ESRC's population and household change programme will inform Government on welfare reform. Early findings below.
THE FAMILY has survived enormous change to retain its central position in most British people's lives, according to research at Cambridge University.
Jacqueline Scott's exhaustive trawl through social attitudes data reveals that the family still matters most, despite increases in cohabitation, divorce and single parenthood.
Dr Scott, in the faculty of social and political sciences, found that women generally give more importance to family events than men, and young people tend to be more self-centred than their elders.
But among adults there is a sense that the family, in the broadest sense, is what matters most. Married couples and single parents are equally likely to put family members before themselves, and see family life as more important than their individual careers.
Dr Scott's research found that the marriage-versus-cohabitation debate has nevertheless swung decisively in favour of the latter. Figures show that even among those born before 1930, only a minority (41 per cent of men and 35 per cent of women) think that living together outside marriage is always wrong. Among those born after 1960 only 7 per cent oppose cohabitation.
Only 2 per cent of those born before 1930 actually cohabited, while nearly half of those born in the 1960s have subsequently lived with someone out of wedlock. There has been a steady decline in the number of marriages following from a period of cohabitation.
Another pressure on traditional family life has been a growth in the number of working mothers. Most men and women no longer believe that a wife's place is in the home looking after children. Only 43 per cent of men and 39 per cent of women supported the traditional view in 1994.
But there remains a strong conviction among both men and women that women's family responsibilities, particularly involving young children, must come first. In 1994, 62 per cent of men and 52 per cent of women felt that pre-school children suffer if their mothers work.
Dr Scott explains this partial contradiction, between the acceptance of women working and fears that such work affects young children, as a reflection of the degree to which the right of mothers to work has been established in Britain. She said that the widespread acceptance of that right meant that both men and women were now more comfortable expressing their concerns about the possible effects on children without fear of being called sexist.
Four out of five mothers said that they would go out to work if their husbands or relatives were available to look after their children. Dr Scott said it was difficult to tell if there had been a significant rise in the numbers of househusbands due to a lack of earlier comparative statistics. However, she said that recent trends showed little evidence of role reversal.
Despite the increased economic pressures on women to work, Dr Scott said that ideological beliefs were more important in determining whether women with young children went to work.
Compared with Germany and the United States, Britain has been relatively slow to change its gender-role attitudes. Dr Scott said that this may reflect the relatively large amount of part-time work in Britain which allows married women some degree of economic independence while contributing to the household.

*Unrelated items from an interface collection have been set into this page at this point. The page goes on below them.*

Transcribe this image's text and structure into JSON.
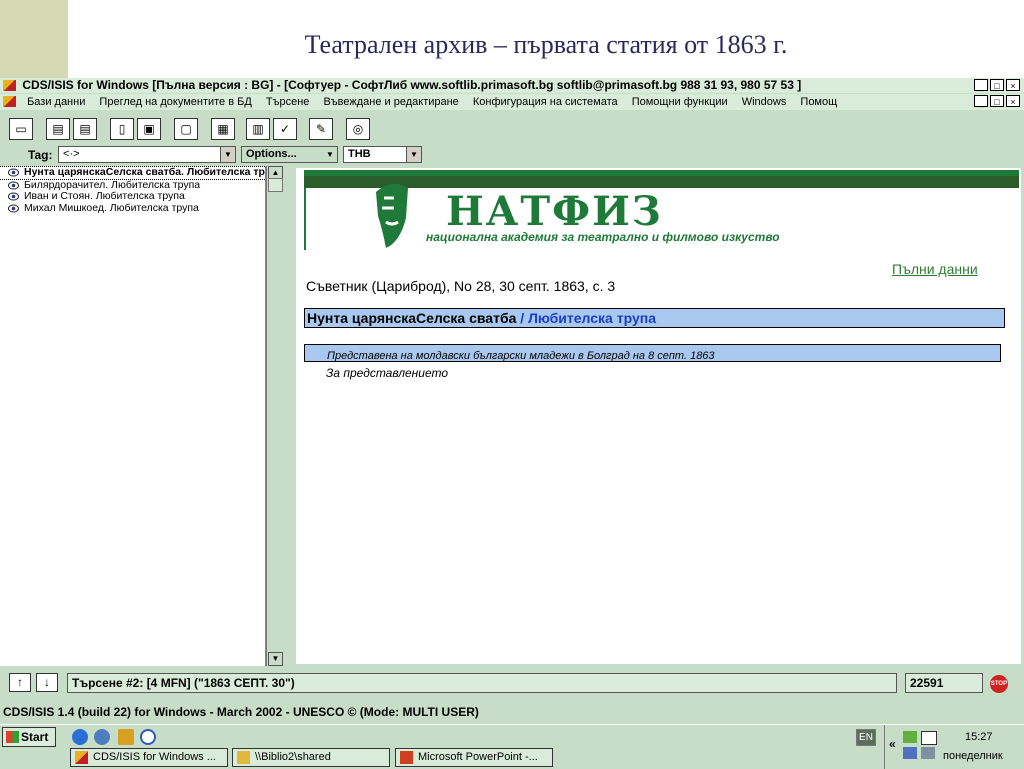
{
  "slide": {
    "title": "Театрален архив – първата статия от 1863 г."
  },
  "app": {
    "title": "CDS/ISIS for Windows [Пълна версия : BG] - [Софтуер - СофтЛиб www.softlib.primasoft.bg softlib@primasoft.bg 988 31 93, 980 57 53 ]",
    "window_buttons": [
      "_",
      "□",
      "×"
    ],
    "menu": [
      "Бази данни",
      "Преглед на документите в БД",
      "Търсене",
      "Въвеждане и редактиране",
      "Конфигурация на системата",
      "Помощни функции",
      "Windows",
      "Помощ"
    ],
    "options": {
      "tag_label": "Tag:",
      "tag_value": "<·>",
      "options_label": "Options...",
      "db_value": "THB"
    },
    "list": [
      "Нунта царянскаСелска сватба. Любителска трупа",
      "Билярдорачител. Любителска трупа",
      "Иван и Стоян. Любителска трупа",
      "Михал Мишкоед. Любителска трупа"
    ],
    "record": {
      "logo_text": "НАТФИЗ",
      "logo_subtitle": "национална академия за театрално и филмово изкуство",
      "full_data_link": "Пълни данни",
      "source": "Съветник (Цариброд), No 28, 30 септ. 1863, с. 3",
      "title_main": "Нунта царянскаСелска сватба",
      "title_sep": " / ",
      "title_author": "Любителска трупа",
      "note": "Представена на молдавски български младежи в Болград на 8 септ. 1863",
      "about": "За представлението"
    },
    "status": {
      "query": "Търсене #2: [4 MFN] (\"1863 СЕПТ. 30\")",
      "mfn": "22591",
      "stop_label": "STOP",
      "version": "CDS/ISIS 1.4 (build 22) for Windows - March 2002 - UNESCO ©  (Mode: MULTI USER)"
    }
  },
  "taskbar": {
    "start": "Start",
    "tasks": [
      "CDS/ISIS for Windows ...",
      "\\\\Biblio2\\shared",
      "Microsoft PowerPoint -..."
    ],
    "lang": "EN",
    "time": "15:27",
    "day": "понеделник",
    "chevron": "«"
  },
  "colors": {
    "app_bg": "#c8ddc8",
    "natfiz_green": "#1f7a3a",
    "highlight_blue": "#a9c8ef",
    "link_green": "#2e7d32"
  }
}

They pose little fundamental threat to traditional gender division of roles.
Looking at abortion, Dr Scott found that women who grew up in the 1960s, post-pill era, retained their liberal attitudes. Overall in Britain there has been a marked increase in support for abortion. These pro-abortion attitudes have increased more rapidly among women leading to a gender difference in attitudes today.
Dr Scott said that the increasingly secular values of younger generations suggest that tolerance for abortion will increase in all nations, even countries like Ireland where it is still banned.
* see research papers